What are embryonic stem cells?
Embryonic stem cells are derived from human embryos that are less than a week old. They have the potential to grow into muscle, nerve and other types of cells. The embryos used in research are taken from excess embryos produced during the in vitro fertilization process and are donated for research purposes by infertile couples.
How are they different from adult stem cells?
Adult stem cells are taken from non-embryonic human tissue, such as the brain or bone marrow. They are only found in specific tissues inside the human body. Early research indicates that some may be able to form types of tissue other than their origin tissue, but their capacity to do so is expected to be more limited than that of embryonic stem cells.
Why are embryonic stem cells so highly valued in research?

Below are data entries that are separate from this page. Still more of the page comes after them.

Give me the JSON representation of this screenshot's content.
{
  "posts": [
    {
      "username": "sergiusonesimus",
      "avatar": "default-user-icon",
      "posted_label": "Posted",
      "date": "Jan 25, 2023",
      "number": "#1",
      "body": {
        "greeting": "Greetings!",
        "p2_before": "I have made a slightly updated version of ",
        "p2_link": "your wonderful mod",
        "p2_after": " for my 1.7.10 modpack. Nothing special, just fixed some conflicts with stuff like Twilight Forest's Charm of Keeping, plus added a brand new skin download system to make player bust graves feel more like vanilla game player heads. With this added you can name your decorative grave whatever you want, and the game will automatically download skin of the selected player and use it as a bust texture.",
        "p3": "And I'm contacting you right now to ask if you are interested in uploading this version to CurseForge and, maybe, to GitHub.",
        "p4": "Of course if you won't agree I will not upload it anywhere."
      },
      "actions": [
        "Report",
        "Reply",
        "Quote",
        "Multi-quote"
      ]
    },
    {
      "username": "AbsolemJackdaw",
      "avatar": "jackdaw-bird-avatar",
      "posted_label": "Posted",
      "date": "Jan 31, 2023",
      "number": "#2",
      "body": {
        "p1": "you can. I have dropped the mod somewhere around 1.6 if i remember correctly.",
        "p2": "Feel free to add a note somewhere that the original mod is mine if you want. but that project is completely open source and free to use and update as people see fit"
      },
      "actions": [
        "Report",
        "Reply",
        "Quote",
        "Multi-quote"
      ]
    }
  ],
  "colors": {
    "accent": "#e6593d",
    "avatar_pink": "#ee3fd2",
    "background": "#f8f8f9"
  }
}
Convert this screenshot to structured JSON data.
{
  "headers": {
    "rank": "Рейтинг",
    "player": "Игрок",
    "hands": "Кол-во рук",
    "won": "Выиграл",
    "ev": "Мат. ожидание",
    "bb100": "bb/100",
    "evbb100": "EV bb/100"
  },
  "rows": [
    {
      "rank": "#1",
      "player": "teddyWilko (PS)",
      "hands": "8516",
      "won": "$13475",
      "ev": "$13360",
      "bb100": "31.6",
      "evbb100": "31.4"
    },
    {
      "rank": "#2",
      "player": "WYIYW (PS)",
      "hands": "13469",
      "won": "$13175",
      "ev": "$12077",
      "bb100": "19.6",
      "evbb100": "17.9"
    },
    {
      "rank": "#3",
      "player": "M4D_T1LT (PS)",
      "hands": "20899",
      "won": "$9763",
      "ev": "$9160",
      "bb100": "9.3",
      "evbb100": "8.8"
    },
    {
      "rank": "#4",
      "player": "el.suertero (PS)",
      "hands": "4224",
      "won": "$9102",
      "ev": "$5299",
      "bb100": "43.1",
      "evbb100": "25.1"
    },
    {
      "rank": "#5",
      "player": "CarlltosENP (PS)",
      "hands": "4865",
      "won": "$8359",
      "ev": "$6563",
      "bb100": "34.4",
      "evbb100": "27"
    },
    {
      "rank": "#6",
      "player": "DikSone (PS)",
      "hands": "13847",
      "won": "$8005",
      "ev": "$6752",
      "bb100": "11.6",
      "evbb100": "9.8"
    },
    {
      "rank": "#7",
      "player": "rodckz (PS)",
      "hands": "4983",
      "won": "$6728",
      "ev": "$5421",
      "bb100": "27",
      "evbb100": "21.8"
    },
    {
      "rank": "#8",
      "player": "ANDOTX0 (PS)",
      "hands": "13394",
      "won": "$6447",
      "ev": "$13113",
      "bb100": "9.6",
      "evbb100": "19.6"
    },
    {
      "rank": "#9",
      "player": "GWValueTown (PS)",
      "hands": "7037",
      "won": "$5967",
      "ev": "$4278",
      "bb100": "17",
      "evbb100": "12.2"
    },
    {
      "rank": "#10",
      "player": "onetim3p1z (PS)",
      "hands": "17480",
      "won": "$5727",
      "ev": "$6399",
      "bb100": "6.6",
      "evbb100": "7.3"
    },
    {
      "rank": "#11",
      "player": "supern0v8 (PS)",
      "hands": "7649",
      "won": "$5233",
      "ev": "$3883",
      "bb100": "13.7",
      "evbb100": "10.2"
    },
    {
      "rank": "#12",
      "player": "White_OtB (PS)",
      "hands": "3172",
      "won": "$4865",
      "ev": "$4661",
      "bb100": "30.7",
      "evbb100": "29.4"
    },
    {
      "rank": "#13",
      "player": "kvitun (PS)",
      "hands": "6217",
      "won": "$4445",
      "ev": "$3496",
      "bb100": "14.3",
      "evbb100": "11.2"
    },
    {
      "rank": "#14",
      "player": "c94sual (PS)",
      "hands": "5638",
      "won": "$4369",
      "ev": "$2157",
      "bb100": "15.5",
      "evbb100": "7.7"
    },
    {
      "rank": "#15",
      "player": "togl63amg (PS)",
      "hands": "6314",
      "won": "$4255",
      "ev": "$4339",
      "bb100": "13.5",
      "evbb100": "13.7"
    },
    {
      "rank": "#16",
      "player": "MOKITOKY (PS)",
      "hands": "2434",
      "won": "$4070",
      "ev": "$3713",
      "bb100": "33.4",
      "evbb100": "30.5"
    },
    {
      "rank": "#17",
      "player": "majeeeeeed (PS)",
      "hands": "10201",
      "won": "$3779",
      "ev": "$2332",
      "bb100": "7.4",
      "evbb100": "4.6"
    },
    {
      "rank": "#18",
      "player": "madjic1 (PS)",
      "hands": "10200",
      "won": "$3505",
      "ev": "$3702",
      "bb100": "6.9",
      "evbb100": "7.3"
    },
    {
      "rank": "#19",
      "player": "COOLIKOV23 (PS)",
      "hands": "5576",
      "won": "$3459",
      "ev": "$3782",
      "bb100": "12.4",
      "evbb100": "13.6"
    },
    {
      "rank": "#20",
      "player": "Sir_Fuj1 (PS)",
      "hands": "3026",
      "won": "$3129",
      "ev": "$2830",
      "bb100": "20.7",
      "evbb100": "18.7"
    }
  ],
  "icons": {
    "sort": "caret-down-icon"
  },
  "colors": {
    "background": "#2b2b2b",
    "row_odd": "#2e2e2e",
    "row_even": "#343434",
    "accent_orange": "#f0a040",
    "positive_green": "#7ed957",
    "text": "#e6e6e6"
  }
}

Scientists hope research on both embryonic and adult stem cells will lead to therapies for degenerative diseases such as Lou Gehrig's disease, Parkinson's disease, Duchenne's muscular dystrophy, diabetes and spinal-cord injuries. But because embryonic stem cells can grow into any type of human cell, they are more useful to researchers. They also are more plentiful and more easily obtained than adult stem cells, which are relatively rare in human tissue.
What has been the controversy over using embryonic stem cells in research?
Objections largely have been on religious grounds, since a human embryo is destroyed in the process of obtaining embryonic stem cells. Supporters of using embryonic stem cells argue that the embryo likely would have been destroyed anyway, and that it is a better use of the embryo to further therapies or cures for disease.
Source: National Institutes of Health, University of Michigan, Family Research Council